from working for the big banks. obama raised mccain 2 to 1. i mean, that's not to exonerate the republicans on that front. it's just to say that this is -- you know, businesses are very, very smart. ideolog ideologues, liberals and conservatives only like to play one side. they apologize for one side, and do nothing but criticize the other side. businesses now in this country and other groups -- most of them are very smart and they buy access. they're more than happy to play both sides of the aisle. >> john, independent caller. brunswick georgia now joining us. hi, john. >> how are you you? good morning. >> you're on with jay. >> yes. i'm going to comment about the guy calling in to talk about the hispanics. he must forgot that this country was built on slave labor and lies.
he talks out both sides of his mouth. he's nothing no more than a right wing for big corporations. >> john, are you a democrat? >> i'm independent, military 26.5 years. >> and john, what do you think about the state of the democratic party and the republican party? do you think they're beholden to special interests? >> what do i think about the democratic party? >> sure. >> the democratic party, yeah. we got a lot of money into politics now. he didn't comment about that, about what the supreme vote did, about money. money buys elections. >> okay. >> well, look, i'm not sure money buys elections. at least not in the presidential level. the way money functions in this country is a lot more subtle. the influence money and politics, i think what it really does is that it intimidates challengers, would be challengers to members of
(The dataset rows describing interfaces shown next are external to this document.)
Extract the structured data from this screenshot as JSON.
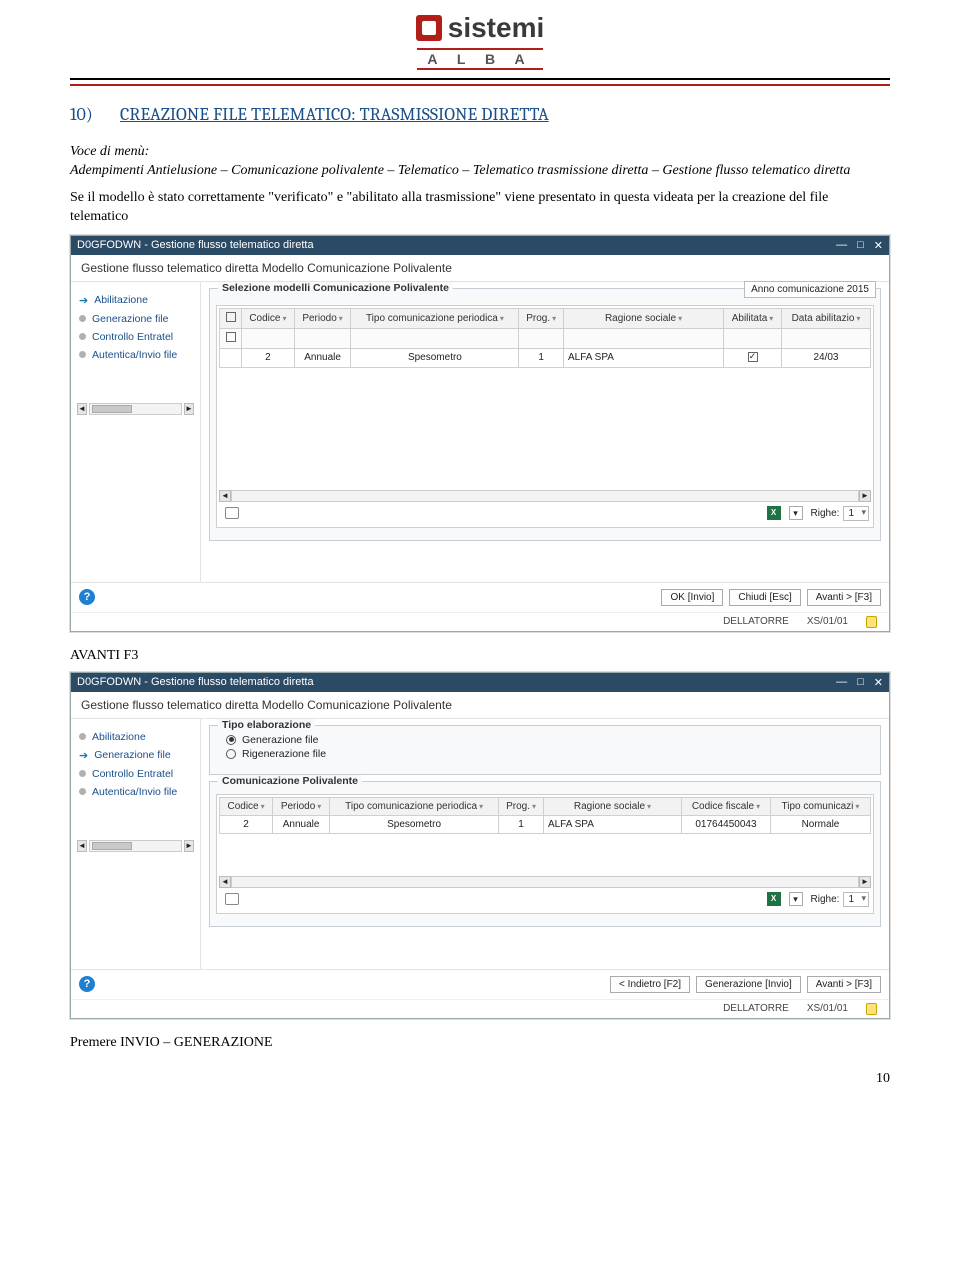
{
  "logo": {
    "brand": "sistemi",
    "sub": "A L B A"
  },
  "section": {
    "num": "10)",
    "label": "CREAZIONE FILE TELEMATICO: TRASMISSIONE DIRETTA"
  },
  "text": {
    "voce": "Voce di menù:",
    "path": "Adempimenti Antielusione – Comunicazione polivalente – Telematico – Telematico trasmissione diretta – Gestione flusso telematico diretta",
    "body": "Se il modello è stato correttamente \"verificato\" e \"abilitato alla trasmissione\" viene presentato in questa videata per la creazione del file telematico",
    "avanti": "AVANTI F3",
    "footer": "Premere INVIO – GENERAZIONE",
    "pagenum": "10"
  },
  "window": {
    "title": "D0GFODWN - Gestione flusso telematico diretta",
    "subheader": "Gestione flusso telematico diretta Modello Comunicazione Polivalente",
    "sidebar": [
      "Abilitazione",
      "Generazione file",
      "Controllo Entratel",
      "Autentica/Invio file"
    ]
  },
  "radio": {
    "group": "Tipo elaborazione",
    "opt1": "Generazione file",
    "opt2": "Rigenerazione file"
  },
  "grid1": {
    "group": "Selezione modelli Comunicazione Polivalente",
    "anno": "Anno comunicazione 2015",
    "headers": [
      "",
      "Codice",
      "Periodo",
      "Tipo comunicazione periodica",
      "Prog.",
      "Ragione sociale",
      "Abilitata",
      "Data abilitazio"
    ],
    "row": {
      "codice": "2",
      "periodo": "Annuale",
      "tipo": "Spesometro",
      "prog": "1",
      "rs": "ALFA SPA",
      "data": "24/03"
    }
  },
  "grid2": {
    "group": "Comunicazione Polivalente",
    "headers": [
      "Codice",
      "Periodo",
      "Tipo comunicazione periodica",
      "Prog.",
      "Ragione sociale",
      "Codice fiscale",
      "Tipo comunicazi"
    ],
    "row": {
      "codice": "2",
      "periodo": "Annuale",
      "tipo": "Spesometro",
      "prog": "1",
      "rs": "ALFA SPA",
      "cf": "01764450043",
      "tcom": "Normale"
    }
  },
  "gridfoot": {
    "righe_lbl": "Righe:",
    "righe_val": "1"
  },
  "buttons": {
    "ok": "OK [Invio]",
    "chiudi": "Chiudi [Esc]",
    "avanti": "Avanti > [F3]",
    "indietro": "< Indietro [F2]",
    "generazione": "Generazione [Invio]"
  },
  "status": {
    "user": "DELLATORRE",
    "code": "XS/01/01"
  }
}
congress. because members of congress. it's a classic example of what happens every time there's a big wave election, is that -- in 2010 you saw the republicans sort of beat a bunch of democratic incumbents. they did so largely through grassroots. they get into office. and they're going to defend their seats now, and raise twice as much money. now their money is going to come from political action committees. the point of that money is not so much to win an election outright in a campaign ad war, but really to intimidate would-be challengers from running. and make sure that whoever does end up filing doesn't appear to have a chance so he can't raise the money. money -- in other words, money works in much more subtle ways. this is where i think that the human cry over the citizens united case is really misplaced. i can appreciate it, although i don't agree with the opposition to that case. i just think that by focusing on
citizens united. you miss the real underlying tendencies of how money operates in politics. it tends to be much more subtle. it tends to happen much more often in congress than the presidential level. particularly in the house of representatives. >> let's hear from don, who's a democrat in detroit. good morning, don. >> i'm calling to protest washington journal having columnists to provide observation on a democratic party, when he's here to settle his partisan book. the way you are presenting it, this guy is to present the facts and nothing but the facts. that's what i wanted. >> what do you think about the democratic party? >> i'm a democrat. >> and how do you feel the party has evolved? it sounds like you take issue with what jay costa is saying, give us a counterpoint. your io